- [Assignment]: A line belongs in the answer only if it contains the word "status"; copy every such line from the listing below.

- [Provided material]:
------------------------------------------------------------------------

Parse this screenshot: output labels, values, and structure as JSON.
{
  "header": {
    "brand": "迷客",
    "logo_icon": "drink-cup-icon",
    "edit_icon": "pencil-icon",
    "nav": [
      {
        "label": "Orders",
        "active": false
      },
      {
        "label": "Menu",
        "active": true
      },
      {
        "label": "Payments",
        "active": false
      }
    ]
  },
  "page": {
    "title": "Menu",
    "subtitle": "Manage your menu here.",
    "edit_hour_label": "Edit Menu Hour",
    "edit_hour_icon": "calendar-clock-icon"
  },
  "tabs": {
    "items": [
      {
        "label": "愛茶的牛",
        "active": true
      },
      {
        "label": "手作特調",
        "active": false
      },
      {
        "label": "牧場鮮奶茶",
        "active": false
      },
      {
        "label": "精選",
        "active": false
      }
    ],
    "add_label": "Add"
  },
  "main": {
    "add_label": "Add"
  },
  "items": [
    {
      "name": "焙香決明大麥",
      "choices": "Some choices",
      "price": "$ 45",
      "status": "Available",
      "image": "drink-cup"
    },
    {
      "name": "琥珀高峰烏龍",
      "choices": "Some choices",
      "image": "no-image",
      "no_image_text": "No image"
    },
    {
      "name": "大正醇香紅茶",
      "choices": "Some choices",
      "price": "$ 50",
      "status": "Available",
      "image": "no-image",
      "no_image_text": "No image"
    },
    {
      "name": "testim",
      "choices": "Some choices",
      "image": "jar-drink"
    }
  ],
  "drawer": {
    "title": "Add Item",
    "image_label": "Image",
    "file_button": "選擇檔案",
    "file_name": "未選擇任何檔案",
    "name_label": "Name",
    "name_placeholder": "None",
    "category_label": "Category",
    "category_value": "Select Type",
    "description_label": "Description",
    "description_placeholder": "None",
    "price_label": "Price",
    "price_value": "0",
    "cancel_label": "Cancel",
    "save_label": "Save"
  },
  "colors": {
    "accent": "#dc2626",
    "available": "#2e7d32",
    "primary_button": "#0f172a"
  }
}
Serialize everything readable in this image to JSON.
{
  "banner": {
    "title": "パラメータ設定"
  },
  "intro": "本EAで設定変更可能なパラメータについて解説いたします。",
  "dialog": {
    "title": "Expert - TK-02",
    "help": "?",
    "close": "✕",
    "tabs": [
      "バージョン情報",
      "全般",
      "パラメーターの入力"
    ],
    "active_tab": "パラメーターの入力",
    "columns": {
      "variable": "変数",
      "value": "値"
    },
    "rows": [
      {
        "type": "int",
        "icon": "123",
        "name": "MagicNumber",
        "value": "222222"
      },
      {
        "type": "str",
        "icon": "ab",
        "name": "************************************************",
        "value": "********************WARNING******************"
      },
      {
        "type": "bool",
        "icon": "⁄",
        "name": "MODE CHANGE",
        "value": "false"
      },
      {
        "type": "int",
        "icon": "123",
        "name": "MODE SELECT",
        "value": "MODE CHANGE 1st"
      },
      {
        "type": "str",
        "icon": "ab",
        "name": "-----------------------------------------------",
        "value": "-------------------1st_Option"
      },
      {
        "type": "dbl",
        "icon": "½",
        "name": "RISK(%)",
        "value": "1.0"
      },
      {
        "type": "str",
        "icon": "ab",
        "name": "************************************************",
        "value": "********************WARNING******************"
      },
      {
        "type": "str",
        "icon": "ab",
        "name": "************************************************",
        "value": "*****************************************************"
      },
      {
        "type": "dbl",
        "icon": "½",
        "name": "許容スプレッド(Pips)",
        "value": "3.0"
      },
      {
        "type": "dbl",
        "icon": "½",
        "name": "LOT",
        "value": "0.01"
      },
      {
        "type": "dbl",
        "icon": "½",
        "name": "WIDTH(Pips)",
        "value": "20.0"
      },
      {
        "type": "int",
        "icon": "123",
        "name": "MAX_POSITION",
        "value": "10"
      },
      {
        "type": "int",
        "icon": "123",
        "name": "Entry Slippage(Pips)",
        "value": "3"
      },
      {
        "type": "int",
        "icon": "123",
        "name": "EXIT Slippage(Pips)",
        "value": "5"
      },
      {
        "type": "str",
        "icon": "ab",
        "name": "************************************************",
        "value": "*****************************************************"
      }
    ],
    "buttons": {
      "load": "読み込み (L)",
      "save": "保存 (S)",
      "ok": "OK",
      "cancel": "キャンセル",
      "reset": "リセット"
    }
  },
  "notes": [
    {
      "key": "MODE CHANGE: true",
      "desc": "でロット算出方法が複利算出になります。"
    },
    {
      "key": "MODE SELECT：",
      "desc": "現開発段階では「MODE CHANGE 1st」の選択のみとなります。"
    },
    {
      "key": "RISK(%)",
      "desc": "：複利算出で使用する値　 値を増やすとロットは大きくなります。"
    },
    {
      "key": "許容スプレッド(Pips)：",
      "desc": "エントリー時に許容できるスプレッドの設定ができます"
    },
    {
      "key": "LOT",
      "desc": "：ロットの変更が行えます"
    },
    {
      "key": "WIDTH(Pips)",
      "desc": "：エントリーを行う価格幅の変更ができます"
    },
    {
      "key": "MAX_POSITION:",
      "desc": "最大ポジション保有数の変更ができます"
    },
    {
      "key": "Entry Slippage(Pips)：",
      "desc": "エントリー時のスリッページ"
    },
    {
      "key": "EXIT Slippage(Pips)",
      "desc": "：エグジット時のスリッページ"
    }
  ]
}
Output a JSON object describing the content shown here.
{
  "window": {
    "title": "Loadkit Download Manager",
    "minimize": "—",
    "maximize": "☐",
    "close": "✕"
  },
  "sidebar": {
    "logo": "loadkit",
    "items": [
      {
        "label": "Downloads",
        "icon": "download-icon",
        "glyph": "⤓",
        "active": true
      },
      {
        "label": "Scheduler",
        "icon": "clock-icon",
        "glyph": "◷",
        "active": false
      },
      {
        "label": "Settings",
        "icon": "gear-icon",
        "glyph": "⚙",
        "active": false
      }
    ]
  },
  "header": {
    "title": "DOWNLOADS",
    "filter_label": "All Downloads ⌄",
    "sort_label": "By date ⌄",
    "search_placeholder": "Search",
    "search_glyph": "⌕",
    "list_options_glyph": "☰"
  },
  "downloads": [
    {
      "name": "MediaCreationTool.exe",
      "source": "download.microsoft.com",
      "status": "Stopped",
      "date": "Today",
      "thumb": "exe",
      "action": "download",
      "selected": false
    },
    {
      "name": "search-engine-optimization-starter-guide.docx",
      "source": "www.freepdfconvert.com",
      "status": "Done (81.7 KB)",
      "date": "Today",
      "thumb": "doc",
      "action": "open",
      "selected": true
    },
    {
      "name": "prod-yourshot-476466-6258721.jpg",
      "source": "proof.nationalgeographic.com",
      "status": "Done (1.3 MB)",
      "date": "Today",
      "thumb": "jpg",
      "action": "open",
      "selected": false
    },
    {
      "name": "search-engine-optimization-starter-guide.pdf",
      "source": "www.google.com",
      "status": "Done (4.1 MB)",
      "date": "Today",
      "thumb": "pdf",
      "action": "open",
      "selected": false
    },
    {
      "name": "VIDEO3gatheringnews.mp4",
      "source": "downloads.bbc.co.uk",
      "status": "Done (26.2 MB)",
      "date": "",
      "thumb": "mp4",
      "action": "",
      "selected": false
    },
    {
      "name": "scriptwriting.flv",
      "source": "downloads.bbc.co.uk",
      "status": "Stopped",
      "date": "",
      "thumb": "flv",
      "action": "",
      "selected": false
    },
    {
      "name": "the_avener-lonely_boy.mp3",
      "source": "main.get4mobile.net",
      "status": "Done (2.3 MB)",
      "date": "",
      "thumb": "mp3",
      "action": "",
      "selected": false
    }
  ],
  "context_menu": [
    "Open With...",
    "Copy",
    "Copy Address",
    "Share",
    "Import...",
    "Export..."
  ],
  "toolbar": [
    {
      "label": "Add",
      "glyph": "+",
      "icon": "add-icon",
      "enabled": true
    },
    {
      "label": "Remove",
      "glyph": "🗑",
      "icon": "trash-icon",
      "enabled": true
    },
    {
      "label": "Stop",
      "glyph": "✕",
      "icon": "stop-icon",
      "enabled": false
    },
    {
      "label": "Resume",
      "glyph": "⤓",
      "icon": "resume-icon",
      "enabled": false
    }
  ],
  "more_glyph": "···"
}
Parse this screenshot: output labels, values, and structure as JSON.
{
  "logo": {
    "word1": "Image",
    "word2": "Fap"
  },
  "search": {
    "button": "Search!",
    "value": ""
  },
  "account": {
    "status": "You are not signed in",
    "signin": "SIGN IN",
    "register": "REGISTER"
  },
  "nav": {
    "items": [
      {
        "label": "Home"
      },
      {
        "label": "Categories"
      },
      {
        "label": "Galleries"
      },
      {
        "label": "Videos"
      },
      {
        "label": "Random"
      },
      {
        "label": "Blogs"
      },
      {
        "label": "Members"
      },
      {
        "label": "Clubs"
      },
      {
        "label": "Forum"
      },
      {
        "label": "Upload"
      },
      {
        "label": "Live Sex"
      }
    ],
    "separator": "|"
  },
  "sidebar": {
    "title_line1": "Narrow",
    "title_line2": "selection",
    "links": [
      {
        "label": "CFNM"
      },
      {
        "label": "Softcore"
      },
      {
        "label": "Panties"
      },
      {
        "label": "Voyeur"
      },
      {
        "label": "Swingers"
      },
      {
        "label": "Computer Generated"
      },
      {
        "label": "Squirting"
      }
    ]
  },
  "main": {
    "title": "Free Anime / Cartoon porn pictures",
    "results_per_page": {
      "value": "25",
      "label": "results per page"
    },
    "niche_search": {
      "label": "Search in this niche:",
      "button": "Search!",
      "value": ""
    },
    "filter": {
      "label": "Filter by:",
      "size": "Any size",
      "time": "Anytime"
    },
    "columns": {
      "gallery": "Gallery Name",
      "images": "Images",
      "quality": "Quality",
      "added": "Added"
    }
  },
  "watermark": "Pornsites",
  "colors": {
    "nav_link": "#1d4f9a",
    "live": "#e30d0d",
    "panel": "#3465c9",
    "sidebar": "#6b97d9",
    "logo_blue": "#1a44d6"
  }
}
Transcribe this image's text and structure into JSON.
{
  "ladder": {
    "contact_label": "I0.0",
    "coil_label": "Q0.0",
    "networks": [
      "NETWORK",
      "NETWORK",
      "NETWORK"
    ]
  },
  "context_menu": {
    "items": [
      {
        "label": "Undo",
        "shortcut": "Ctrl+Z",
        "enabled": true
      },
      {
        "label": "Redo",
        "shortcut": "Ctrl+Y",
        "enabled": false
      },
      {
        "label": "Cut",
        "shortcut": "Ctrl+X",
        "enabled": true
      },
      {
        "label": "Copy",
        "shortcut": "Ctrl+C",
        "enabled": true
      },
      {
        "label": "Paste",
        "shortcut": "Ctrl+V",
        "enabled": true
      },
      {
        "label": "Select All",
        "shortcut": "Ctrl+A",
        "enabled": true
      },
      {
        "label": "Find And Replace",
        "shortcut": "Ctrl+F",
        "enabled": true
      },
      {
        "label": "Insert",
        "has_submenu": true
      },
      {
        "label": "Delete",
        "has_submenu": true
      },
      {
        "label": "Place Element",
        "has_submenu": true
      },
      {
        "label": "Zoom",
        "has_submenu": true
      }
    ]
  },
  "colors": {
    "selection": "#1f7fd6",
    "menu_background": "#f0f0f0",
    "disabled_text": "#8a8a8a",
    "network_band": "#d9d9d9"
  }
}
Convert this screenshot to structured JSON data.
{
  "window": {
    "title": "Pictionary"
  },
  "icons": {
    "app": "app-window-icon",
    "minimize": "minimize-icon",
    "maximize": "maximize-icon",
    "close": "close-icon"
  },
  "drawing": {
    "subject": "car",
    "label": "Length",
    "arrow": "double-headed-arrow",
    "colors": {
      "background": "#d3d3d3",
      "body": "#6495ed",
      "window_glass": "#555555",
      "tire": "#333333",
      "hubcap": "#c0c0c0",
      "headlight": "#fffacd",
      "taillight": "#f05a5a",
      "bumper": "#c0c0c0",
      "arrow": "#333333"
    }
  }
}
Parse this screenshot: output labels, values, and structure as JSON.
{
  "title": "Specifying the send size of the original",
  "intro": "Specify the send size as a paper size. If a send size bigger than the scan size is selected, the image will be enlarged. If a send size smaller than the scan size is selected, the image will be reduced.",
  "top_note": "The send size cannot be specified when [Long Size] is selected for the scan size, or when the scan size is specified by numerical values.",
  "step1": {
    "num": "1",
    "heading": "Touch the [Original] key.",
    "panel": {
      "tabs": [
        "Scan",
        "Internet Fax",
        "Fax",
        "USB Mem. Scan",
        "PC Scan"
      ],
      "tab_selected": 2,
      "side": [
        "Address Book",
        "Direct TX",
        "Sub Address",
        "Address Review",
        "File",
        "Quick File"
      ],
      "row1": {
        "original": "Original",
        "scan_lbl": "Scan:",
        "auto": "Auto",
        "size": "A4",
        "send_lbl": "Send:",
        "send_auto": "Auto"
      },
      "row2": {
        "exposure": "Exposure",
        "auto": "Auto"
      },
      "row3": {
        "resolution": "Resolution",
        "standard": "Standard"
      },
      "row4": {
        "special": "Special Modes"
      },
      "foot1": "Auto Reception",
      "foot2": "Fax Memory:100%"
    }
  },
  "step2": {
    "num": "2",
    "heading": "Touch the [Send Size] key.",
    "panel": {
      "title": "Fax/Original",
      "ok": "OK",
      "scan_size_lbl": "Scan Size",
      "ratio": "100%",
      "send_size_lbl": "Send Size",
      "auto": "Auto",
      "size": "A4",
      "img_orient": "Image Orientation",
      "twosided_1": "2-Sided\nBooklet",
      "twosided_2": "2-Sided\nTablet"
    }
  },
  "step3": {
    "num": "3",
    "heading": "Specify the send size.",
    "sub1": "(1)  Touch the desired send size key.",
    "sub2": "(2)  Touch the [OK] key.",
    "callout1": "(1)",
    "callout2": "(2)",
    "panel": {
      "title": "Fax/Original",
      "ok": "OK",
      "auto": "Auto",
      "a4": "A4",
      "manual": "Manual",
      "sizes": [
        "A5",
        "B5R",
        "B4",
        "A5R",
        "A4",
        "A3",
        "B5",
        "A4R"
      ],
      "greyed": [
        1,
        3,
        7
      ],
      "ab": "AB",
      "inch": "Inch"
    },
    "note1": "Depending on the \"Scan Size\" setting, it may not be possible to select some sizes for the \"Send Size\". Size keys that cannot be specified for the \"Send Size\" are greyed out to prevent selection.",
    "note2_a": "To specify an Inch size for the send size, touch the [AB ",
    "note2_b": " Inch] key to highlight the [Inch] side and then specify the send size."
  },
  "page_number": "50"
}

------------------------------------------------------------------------

- [Worked solution]:
      "status": "Available",
      "status": "Available",
      "status": "Stopped",
      "status": "Done (81.7 KB)",
      "status": "Done (1.3 MB)",
      "status": "Done (4.1 MB)",
      "status": "Done (26.2 MB)",
      "status": "Stopped",
      "status": "Done (2.3 MB)",
    "status": "You are not signed in",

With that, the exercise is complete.